While a change from 3.0 to 3.1 isn’t a huge leap, I still feel as though the TK1 has little useful lifespan left when new/enhanced features come to a newer product and nothing to the predecessor. I suppose this sort of thing isn’t all that uncommon in this kind of “tabletish” industy described in your last post. After all, we have a Nintendo Switch now I think in part thanks to the TK1’s success, but like upgrading from the previous generation of console to the next, the TX line is the direction NVIDIA is taking as it’s thriving much better than the aptly described “budget” variant. Will the budget line continue with information learned from the last 3 years into a TK2? That would be incredibly promising imho.

The issue with a follow-up of a TK1 is that it is 32-bit. It’s like in this modern age asking for someone to market a new 32-bit desktop system…the top was i686, and still is…would you buy an i786 32-bit for your PC? A low end 64-bit system would be faster and cost the same.

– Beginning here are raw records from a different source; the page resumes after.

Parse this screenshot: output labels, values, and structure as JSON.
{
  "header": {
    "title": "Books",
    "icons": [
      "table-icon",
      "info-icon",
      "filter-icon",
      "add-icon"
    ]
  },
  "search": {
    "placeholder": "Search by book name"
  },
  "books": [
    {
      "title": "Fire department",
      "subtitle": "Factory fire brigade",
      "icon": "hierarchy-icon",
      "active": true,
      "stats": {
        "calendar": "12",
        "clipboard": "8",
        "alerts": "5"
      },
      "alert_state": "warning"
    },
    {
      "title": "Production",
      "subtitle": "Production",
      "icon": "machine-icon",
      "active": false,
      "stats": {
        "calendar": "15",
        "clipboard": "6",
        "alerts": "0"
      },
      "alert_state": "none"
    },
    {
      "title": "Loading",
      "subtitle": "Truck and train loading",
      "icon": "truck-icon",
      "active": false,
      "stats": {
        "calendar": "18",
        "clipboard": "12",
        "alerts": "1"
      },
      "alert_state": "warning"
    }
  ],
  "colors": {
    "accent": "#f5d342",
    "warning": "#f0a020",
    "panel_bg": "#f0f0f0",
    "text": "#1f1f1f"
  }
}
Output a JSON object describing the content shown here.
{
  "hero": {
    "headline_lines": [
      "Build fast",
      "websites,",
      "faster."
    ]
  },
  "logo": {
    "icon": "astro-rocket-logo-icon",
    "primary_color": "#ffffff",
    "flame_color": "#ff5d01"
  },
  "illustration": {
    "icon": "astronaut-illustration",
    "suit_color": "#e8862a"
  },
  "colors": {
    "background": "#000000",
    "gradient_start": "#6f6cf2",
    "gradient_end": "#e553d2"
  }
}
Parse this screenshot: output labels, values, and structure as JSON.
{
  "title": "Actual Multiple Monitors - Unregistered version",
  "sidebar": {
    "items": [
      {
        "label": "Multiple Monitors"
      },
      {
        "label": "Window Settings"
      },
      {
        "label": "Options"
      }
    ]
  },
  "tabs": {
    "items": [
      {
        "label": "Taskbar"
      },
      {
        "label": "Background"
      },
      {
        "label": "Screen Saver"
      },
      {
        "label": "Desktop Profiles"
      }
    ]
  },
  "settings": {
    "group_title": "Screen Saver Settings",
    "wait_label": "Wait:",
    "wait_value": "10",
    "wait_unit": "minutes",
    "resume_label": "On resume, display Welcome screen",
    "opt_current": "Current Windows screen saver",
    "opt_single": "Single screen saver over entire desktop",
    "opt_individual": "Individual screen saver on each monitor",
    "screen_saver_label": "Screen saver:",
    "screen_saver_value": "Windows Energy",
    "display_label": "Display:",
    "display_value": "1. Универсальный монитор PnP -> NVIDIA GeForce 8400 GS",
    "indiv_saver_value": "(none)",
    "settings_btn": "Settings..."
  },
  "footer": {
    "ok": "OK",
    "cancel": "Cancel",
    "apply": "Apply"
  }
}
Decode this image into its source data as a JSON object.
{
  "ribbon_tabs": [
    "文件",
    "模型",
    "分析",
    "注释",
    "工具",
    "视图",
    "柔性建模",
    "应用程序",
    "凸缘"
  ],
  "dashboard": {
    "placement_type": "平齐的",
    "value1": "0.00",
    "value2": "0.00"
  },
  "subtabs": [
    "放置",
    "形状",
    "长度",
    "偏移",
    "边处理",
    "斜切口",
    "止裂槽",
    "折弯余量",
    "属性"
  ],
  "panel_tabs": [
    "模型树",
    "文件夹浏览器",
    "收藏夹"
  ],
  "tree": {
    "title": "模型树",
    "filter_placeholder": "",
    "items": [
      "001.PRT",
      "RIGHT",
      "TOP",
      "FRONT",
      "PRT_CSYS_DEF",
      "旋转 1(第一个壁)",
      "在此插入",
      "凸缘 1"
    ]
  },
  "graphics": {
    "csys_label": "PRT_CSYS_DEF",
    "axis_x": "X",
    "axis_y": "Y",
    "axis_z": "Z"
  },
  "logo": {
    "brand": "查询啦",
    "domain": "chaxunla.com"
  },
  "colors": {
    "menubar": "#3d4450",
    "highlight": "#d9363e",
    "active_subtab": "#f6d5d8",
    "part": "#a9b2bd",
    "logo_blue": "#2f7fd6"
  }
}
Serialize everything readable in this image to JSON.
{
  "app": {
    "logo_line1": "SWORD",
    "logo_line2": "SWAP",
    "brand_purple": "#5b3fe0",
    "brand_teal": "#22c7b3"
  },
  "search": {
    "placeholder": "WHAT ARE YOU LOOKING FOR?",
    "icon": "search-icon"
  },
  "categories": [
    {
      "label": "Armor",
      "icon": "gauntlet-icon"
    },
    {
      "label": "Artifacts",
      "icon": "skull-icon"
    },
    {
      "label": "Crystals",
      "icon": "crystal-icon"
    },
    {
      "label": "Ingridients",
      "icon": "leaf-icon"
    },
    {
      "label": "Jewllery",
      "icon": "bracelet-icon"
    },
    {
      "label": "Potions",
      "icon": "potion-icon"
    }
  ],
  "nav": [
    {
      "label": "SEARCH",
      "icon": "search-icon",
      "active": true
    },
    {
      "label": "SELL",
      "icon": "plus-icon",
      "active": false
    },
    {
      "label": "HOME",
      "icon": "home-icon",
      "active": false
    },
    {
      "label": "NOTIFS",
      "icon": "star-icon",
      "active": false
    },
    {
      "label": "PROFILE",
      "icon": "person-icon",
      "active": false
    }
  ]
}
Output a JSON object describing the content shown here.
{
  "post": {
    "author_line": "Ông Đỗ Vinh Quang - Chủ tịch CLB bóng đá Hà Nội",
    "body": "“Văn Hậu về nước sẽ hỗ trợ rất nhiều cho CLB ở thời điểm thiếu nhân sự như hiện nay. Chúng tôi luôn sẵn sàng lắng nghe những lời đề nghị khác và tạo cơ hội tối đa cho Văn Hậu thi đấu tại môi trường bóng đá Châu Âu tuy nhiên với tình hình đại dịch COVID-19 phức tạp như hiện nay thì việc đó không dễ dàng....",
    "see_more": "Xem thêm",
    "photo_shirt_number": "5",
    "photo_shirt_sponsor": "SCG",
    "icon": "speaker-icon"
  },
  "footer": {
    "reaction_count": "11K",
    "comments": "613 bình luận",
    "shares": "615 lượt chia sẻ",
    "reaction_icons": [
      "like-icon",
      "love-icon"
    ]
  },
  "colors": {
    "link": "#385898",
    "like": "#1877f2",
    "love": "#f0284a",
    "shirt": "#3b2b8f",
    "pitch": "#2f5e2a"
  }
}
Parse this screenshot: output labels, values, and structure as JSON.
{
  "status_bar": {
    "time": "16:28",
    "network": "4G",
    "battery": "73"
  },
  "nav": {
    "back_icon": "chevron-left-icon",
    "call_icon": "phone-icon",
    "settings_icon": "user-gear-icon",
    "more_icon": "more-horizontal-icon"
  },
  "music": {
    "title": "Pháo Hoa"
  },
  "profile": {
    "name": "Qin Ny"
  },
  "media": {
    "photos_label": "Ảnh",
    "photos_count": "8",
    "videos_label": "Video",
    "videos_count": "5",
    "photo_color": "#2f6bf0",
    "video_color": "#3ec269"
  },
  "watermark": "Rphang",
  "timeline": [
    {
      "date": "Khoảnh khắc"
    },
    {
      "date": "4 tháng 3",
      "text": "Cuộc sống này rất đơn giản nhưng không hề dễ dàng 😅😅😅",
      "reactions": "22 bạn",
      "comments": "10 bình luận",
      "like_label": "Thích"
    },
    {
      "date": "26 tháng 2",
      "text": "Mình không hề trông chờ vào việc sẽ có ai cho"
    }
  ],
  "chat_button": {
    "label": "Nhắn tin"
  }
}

Someone in the embedded world would have a use for this, but marketing would be problematic due to so few users. 64-bit will probably improve over time in other economic ways since the tools and skills are building there (both producers and consumers of the 64-bit variants are improving their skills and resources).

It’s true. Then again, the market of GPU power in AI/Auto-Car is also being called into question. With Intel now stepping down from it’s short stint with Arduino and Gigabyte with it’s own version of a single board computer which may or may not turn out to be more to my liking than the TK1, it just makes me wonder how the market will evolve from here.